Reproduce the records below word for word.

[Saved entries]
___
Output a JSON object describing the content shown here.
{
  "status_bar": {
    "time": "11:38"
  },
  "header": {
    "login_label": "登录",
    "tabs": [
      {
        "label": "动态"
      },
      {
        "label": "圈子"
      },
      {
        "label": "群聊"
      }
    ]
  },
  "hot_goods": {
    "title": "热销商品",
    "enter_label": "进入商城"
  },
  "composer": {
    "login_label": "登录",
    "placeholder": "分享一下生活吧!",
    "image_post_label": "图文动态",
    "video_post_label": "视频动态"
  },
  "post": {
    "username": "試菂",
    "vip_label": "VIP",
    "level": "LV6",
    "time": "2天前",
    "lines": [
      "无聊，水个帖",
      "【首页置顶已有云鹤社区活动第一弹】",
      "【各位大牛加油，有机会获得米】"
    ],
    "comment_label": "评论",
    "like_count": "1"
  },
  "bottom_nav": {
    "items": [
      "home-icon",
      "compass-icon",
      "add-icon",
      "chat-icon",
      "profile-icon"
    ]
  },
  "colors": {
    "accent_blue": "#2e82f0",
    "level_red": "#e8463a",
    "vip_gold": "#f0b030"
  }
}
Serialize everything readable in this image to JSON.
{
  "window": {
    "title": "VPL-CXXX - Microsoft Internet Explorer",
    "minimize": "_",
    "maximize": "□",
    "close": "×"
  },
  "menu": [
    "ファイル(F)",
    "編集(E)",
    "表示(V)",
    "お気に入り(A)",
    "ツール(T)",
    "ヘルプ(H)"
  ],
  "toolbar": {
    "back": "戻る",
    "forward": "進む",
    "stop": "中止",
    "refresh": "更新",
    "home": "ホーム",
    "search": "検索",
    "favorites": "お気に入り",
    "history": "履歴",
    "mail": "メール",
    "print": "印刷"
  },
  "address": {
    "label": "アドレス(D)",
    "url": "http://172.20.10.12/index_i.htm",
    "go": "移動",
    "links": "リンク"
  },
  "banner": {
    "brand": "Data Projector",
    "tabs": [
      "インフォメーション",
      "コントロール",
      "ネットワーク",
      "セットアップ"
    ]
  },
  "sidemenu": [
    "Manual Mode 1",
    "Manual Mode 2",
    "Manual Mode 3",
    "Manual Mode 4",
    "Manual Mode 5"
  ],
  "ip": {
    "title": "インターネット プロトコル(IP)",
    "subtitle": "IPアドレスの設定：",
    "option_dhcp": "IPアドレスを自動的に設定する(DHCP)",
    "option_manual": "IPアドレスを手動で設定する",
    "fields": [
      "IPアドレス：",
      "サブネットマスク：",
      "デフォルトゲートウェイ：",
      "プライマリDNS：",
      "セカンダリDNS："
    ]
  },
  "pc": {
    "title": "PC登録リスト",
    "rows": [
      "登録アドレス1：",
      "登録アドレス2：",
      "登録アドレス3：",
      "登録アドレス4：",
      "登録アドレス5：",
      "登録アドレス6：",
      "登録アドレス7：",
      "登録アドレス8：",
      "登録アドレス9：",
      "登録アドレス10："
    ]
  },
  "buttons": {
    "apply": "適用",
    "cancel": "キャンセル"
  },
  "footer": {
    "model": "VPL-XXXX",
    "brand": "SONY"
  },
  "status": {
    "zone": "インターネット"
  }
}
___
» Worked solution:
Output a JSON object describing the content shown here.
{
  "status_bar": {
    "time": "11:38"
  },
  "header": {
    "login_label": "登录",
    "tabs": [
      {
        "label": "动态"
      },
      {
        "label": "圈子"
      },
      {
        "label": "群聊"
      }
    ]
  },
  "hot_goods": {
    "title": "热销商品",
    "enter_label": "进入商城"
  },
  "composer": {
    "login_label": "登录",
    "placeholder": "分享一下生活吧!",
    "image_post_label": "图文动态",
    "video_post_label": "视频动态"
  },
  "post": {
    "username": "試菂",
    "vip_label": "VIP",
    "level": "LV6",
    "time": "2天前",
    "lines": [
      "无聊，水个帖",
      "【首页置顶已有云鹤社区活动第一弹】",
      "【各位大牛加油，有机会获得米】"
    ],
    "comment_label": "评论",
    "like_count": "1"
  },
  "bottom_nav": {
    "items": [
      "home-icon",
      "compass-icon",
      "add-icon",
      "chat-icon",
      "profile-icon"
    ]
  },
  "colors": {
    "accent_blue": "#2e82f0",
    "level_red": "#e8463a",
    "vip_gold": "#f0b030"
  }
}
Serialize everything readable in this image to JSON.
{
  "window": {
    "title": "VPL-CXXX - Microsoft Internet Explorer",
    "minimize": "_",
    "maximize": "□",
    "close": "×"
  },
  "menu": [
    "ファイル(F)",
    "編集(E)",
    "表示(V)",
    "お気に入り(A)",
    "ツール(T)",
    "ヘルプ(H)"
  ],
  "toolbar": {
    "back": "戻る",
    "forward": "進む",
    "stop": "中止",
    "refresh": "更新",
    "home": "ホーム",
    "search": "検索",
    "favorites": "お気に入り",
    "history": "履歴",
    "mail": "メール",
    "print": "印刷"
  },
  "address": {
    "label": "アドレス(D)",
    "url": "http://172.20.10.12/index_i.htm",
    "go": "移動",
    "links": "リンク"
  },
  "banner": {
    "brand": "Data Projector",
    "tabs": [
      "インフォメーション",
      "コントロール",
      "ネットワーク",
      "セットアップ"
    ]
  },
  "sidemenu": [
    "Manual Mode 1",
    "Manual Mode 2",
    "Manual Mode 3",
    "Manual Mode 4",
    "Manual Mode 5"
  ],
  "ip": {
    "title": "インターネット プロトコル(IP)",
    "subtitle": "IPアドレスの設定：",
    "option_dhcp": "IPアドレスを自動的に設定する(DHCP)",
    "option_manual": "IPアドレスを手動で設定する",
    "fields": [
      "IPアドレス：",
      "サブネットマスク：",
      "デフォルトゲートウェイ：",
      "プライマリDNS：",
      "セカンダリDNS："
    ]
  },
  "pc": {
    "title": "PC登録リスト",
    "rows": [
      "登録アドレス1：",
      "登録アドレス2：",
      "登録アドレス3：",
      "登録アドレス4：",
      "登録アドレス5：",
      "登録アドレス6：",
      "登録アドレス7：",
      "登録アドレス8：",
      "登録アドレス9：",
      "登録アドレス10："
    ]
  },
  "buttons": {
    "apply": "適用",
    "cancel": "キャンセル"
  },
  "footer": {
    "model": "VPL-XXXX",
    "brand": "SONY"
  },
  "status": {
    "zone": "インターネット"
  }
}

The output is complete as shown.